>>>>

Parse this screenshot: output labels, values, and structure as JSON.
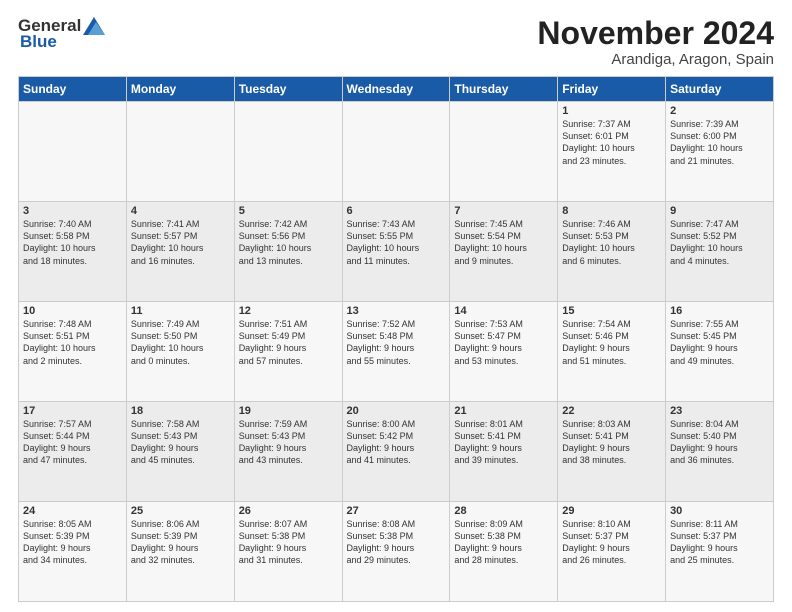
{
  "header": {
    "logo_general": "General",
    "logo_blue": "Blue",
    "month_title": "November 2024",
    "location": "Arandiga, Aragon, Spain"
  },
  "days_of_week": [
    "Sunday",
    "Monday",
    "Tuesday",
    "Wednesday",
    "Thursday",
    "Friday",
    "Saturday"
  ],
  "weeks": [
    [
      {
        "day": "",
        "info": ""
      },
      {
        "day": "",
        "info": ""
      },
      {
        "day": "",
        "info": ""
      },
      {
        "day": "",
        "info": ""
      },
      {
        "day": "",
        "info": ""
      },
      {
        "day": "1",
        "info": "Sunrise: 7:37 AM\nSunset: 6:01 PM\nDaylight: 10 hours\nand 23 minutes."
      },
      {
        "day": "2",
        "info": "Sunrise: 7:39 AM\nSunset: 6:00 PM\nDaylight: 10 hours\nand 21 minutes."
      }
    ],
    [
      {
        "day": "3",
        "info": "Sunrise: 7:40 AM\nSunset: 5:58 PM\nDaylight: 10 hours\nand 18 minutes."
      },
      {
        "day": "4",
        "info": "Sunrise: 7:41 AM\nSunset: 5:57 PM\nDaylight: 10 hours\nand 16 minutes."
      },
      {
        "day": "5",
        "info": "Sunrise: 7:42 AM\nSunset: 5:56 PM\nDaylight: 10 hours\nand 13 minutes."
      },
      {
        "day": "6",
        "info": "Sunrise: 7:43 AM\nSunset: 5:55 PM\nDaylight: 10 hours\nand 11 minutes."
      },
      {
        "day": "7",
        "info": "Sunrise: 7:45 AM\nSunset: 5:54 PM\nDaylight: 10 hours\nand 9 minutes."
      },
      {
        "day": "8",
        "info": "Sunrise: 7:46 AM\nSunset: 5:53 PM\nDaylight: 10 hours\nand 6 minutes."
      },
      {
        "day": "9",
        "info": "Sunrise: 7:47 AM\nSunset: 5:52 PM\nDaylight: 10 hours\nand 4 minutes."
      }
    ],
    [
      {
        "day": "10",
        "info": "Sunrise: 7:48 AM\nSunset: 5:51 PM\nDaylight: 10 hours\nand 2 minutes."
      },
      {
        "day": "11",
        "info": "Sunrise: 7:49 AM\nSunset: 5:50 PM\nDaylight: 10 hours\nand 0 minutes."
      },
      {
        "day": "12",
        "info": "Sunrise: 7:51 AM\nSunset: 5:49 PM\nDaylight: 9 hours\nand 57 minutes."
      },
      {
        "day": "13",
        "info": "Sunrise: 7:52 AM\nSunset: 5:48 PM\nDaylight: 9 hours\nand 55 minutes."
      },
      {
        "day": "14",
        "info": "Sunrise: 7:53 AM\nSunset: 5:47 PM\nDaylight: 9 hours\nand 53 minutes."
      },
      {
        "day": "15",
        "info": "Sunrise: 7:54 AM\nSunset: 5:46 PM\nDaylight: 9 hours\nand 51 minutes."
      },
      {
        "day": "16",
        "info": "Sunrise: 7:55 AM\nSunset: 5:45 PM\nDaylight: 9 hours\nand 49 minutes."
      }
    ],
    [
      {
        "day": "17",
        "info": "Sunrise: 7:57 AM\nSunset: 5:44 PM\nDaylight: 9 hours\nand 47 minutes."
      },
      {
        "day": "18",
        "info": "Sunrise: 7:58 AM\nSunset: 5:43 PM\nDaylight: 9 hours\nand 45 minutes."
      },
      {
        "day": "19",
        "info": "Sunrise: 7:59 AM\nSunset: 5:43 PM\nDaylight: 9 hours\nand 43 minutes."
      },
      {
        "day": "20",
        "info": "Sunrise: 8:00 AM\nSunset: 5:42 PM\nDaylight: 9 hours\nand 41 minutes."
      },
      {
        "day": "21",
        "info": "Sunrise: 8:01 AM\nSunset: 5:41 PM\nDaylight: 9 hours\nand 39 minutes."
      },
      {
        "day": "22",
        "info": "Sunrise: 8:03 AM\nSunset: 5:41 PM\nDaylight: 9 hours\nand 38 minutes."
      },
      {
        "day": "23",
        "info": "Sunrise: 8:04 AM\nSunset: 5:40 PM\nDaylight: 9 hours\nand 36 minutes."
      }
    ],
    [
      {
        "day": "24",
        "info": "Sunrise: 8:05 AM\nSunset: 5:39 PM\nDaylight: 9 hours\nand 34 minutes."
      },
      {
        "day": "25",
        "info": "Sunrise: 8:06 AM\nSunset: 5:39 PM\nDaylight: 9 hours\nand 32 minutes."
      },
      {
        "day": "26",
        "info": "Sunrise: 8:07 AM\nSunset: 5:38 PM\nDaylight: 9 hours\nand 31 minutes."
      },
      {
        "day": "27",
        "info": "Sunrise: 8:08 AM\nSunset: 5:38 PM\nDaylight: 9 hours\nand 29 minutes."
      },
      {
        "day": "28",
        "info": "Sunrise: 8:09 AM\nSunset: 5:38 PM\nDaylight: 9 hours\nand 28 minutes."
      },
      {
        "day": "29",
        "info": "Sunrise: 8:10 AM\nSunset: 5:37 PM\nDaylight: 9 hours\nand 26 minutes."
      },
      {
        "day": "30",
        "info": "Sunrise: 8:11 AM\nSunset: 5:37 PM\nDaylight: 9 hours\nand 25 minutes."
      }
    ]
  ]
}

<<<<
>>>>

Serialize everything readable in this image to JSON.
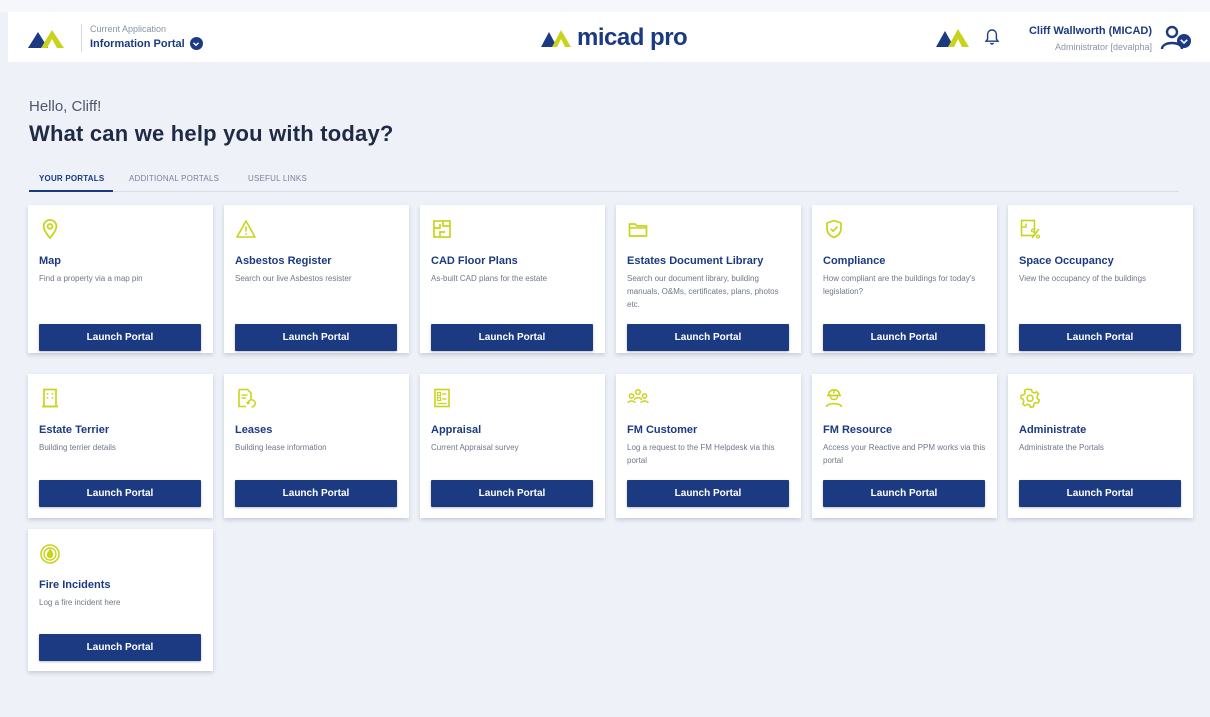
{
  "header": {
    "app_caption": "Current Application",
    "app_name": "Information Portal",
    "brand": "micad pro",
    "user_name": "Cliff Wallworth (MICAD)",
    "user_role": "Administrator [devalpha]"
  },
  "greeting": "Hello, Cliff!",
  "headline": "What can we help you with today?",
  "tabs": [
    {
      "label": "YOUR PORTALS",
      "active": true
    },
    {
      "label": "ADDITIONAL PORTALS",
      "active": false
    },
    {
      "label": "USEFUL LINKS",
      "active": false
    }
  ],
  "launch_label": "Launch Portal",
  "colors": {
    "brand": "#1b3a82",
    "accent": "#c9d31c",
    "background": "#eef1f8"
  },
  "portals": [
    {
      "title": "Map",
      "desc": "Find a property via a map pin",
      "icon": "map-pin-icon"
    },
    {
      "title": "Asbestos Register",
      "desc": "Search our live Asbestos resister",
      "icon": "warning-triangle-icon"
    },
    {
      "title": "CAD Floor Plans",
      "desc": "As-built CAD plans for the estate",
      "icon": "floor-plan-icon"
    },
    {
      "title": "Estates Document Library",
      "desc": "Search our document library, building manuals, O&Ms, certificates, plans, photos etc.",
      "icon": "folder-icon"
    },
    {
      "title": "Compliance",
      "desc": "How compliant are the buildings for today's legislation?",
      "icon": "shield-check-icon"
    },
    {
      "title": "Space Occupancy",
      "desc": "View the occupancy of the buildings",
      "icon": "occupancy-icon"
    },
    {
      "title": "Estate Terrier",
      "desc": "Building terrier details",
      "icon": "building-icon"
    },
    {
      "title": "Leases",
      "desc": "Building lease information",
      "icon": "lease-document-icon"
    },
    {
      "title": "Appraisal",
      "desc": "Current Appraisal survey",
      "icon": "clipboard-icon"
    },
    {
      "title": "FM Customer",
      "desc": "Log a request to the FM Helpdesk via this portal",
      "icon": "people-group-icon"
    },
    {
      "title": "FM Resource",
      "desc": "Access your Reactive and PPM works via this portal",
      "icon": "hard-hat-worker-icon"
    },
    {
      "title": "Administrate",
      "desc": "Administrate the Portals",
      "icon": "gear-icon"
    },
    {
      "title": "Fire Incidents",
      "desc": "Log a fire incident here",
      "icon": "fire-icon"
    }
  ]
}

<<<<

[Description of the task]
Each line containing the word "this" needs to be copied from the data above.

[Response area]
Parse this screenshot: output labels, values, and structure as JSON.
Serialize everything readable in this image to JSON.
      "desc": "Log a request to the FM Helpdesk via this portal",
      "desc": "Access your Reactive and PPM works via this portal",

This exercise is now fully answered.